Appointed Secretary of Foreign Affairs by the Continental
John Jay was born in New York City on December 12, 1745. His father was Peter Jay, a prosperous merchant. His mother was Mary Van Cortlandt, a member of one of the great Dutch patroon landed families of the Hudson Valley. Jay further cemented his place in high New York society when, on April 28, 1774, he married Sarah Livingston, member of another prominent family and daughter of a future governor of New Jersey.
Jay's family connections had great influence on his later career. His grandfather was a French Huguenot who escaped from prison and fled Catholic persecution to America. Jay consequently distrusted Catholicism and the French nation throughout his life and diplomatic service. Jay's politics also reflected those of his extended family. The Jay, Van Cortlandt, and Livingston families were among the minority of New York aristocrats who sided with the Whigs during the Revolution.
Jay himself was not an early convert to the Whig cause. He graduated from King's College (later Columbia University) in 1764, clerked in the office of a prominent Tory lawyer, and was admitted to the bar in 1768. He remained aloof from politics until his marriage in 1774 and defended Whig and Tory clients without prejudice. Then, in 1774, he was elected to the committee of correspondence in New York City to plan resistance against Parliamentary taxation measures. Shortly thereafter, that committee nominated him to be one of five New York delegates to the First Continental Congress.
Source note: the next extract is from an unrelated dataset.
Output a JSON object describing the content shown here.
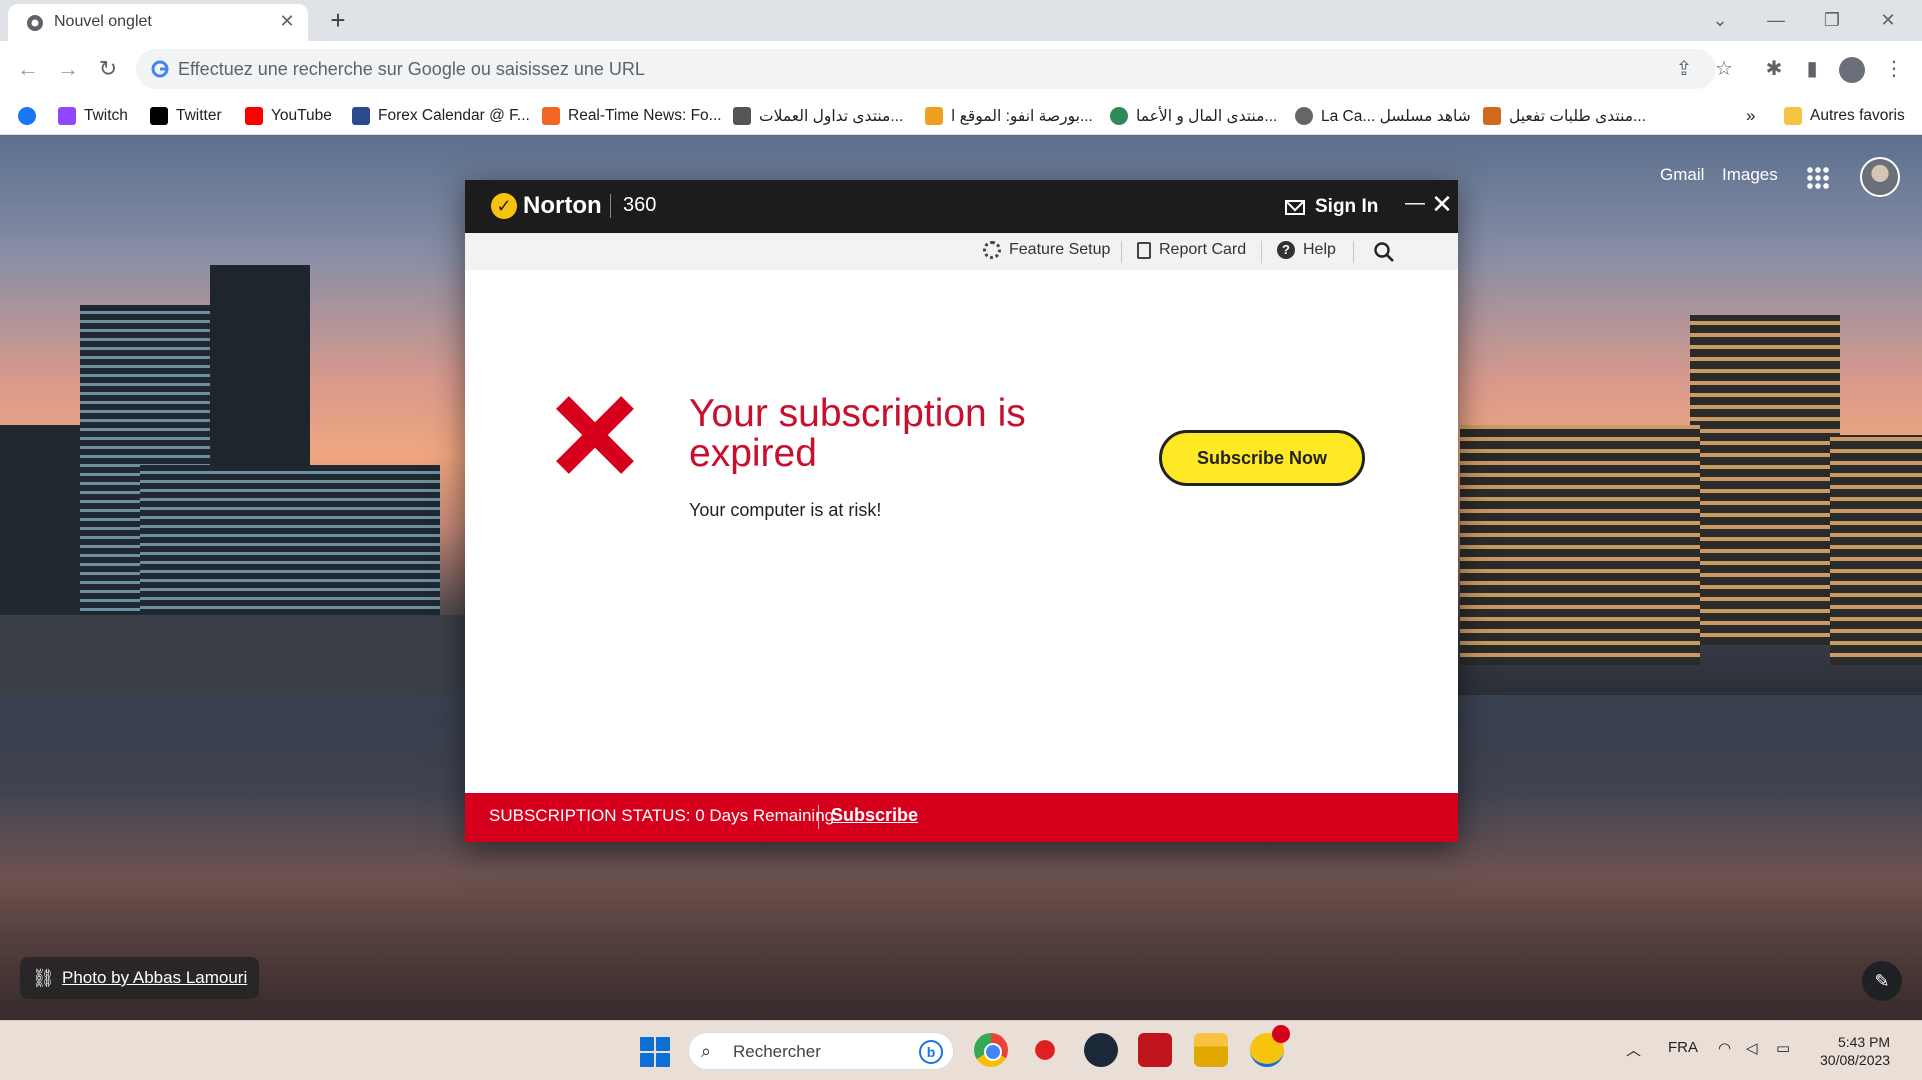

Jay generally resisted the more radical measures of the Continental Congress, but once the Congress passed resolutions denouncing the Parliamentary actions as unconstitutional and recommended trade sanctions against Great Britain, Jay drafted Congress's Address to the People of Great Britain to justify those actions. In the Second Continental Congress that began meeting in 1775, Jay pursued the same course of conduct. He sought to moderate the Congress's reaction to the hostilities at Lexington and Concord, but he acceded to the request of his fellow dele-gates and wrote an appeal to the Canadians to join the American colonial rebellion.